→ **PROBLEM DETAILS**:
Present the lines below again, exactly as they stand.

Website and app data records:
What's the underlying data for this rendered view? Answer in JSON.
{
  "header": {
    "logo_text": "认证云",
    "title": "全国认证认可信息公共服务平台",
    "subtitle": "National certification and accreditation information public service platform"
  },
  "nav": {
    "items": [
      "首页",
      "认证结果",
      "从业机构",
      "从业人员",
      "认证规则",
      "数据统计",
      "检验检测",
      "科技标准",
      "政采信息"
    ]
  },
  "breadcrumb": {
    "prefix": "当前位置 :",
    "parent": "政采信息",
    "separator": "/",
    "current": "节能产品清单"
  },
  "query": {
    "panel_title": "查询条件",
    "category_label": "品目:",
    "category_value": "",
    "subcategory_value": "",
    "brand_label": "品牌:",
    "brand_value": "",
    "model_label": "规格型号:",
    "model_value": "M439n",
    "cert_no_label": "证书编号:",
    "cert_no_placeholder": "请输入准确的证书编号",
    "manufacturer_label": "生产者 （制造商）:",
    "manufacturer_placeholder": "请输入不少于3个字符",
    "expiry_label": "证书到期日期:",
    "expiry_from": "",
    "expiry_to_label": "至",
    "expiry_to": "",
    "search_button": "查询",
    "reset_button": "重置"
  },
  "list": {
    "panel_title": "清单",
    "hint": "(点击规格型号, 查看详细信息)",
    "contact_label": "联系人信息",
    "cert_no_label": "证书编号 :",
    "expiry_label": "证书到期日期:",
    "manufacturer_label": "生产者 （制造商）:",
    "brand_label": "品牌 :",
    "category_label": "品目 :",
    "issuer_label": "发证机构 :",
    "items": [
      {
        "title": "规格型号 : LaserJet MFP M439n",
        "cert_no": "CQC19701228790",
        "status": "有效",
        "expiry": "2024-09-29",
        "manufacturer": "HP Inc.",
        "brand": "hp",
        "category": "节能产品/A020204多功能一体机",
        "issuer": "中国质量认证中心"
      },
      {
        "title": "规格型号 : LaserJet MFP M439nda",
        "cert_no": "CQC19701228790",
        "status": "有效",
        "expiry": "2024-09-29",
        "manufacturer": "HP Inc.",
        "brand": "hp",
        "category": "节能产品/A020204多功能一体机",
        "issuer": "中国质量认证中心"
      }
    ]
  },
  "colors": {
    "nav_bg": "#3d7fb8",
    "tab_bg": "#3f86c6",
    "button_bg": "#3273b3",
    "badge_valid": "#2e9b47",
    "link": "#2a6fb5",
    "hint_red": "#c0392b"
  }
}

→ **RESPONSE TO THIS EXERCISE**:
What's the underlying data for this rendered view? Answer in JSON.
{
  "header": {
    "logo_text": "认证云",
    "title": "全国认证认可信息公共服务平台",
    "subtitle": "National certification and accreditation information public service platform"
  },
  "nav": {
    "items": [
      "首页",
      "认证结果",
      "从业机构",
      "从业人员",
      "认证规则",
      "数据统计",
      "检验检测",
      "科技标准",
      "政采信息"
    ]
  },
  "breadcrumb": {
    "prefix": "当前位置 :",
    "parent": "政采信息",
    "separator": "/",
    "current": "节能产品清单"
  },
  "query": {
    "panel_title": "查询条件",
    "category_label": "品目:",
    "category_value": "",
    "subcategory_value": "",
    "brand_label": "品牌:",
    "brand_value": "",
    "model_label": "规格型号:",
    "model_value": "M439n",
    "cert_no_label": "证书编号:",
    "cert_no_placeholder": "请输入准确的证书编号",
    "manufacturer_label": "生产者 （制造商）:",
    "manufacturer_placeholder": "请输入不少于3个字符",
    "expiry_label": "证书到期日期:",
    "expiry_from": "",
    "expiry_to_label": "至",
    "expiry_to": "",
    "search_button": "查询",
    "reset_button": "重置"
  },
  "list": {
    "panel_title": "清单",
    "hint": "(点击规格型号, 查看详细信息)",
    "contact_label": "联系人信息",
    "cert_no_label": "证书编号 :",
    "expiry_label": "证书到期日期:",
    "manufacturer_label": "生产者 （制造商）:",
    "brand_label": "品牌 :",
    "category_label": "品目 :",
    "issuer_label": "发证机构 :",
    "items": [
      {
        "title": "规格型号 : LaserJet MFP M439n",
        "cert_no": "CQC19701228790",
        "status": "有效",
        "expiry": "2024-09-29",
        "manufacturer": "HP Inc.",
        "brand": "hp",
        "category": "节能产品/A020204多功能一体机",
        "issuer": "中国质量认证中心"
      },
      {
        "title": "规格型号 : LaserJet MFP M439nda",
        "cert_no": "CQC19701228790",
        "status": "有效",
        "expiry": "2024-09-29",
        "manufacturer": "HP Inc.",
        "brand": "hp",
        "category": "节能产品/A020204多功能一体机",
        "issuer": "中国质量认证中心"
      }
    ]
  },
  "colors": {
    "nav_bg": "#3d7fb8",
    "tab_bg": "#3f86c6",
    "button_bg": "#3273b3",
    "badge_valid": "#2e9b47",
    "link": "#2a6fb5",
    "hint_red": "#c0392b"
  }
}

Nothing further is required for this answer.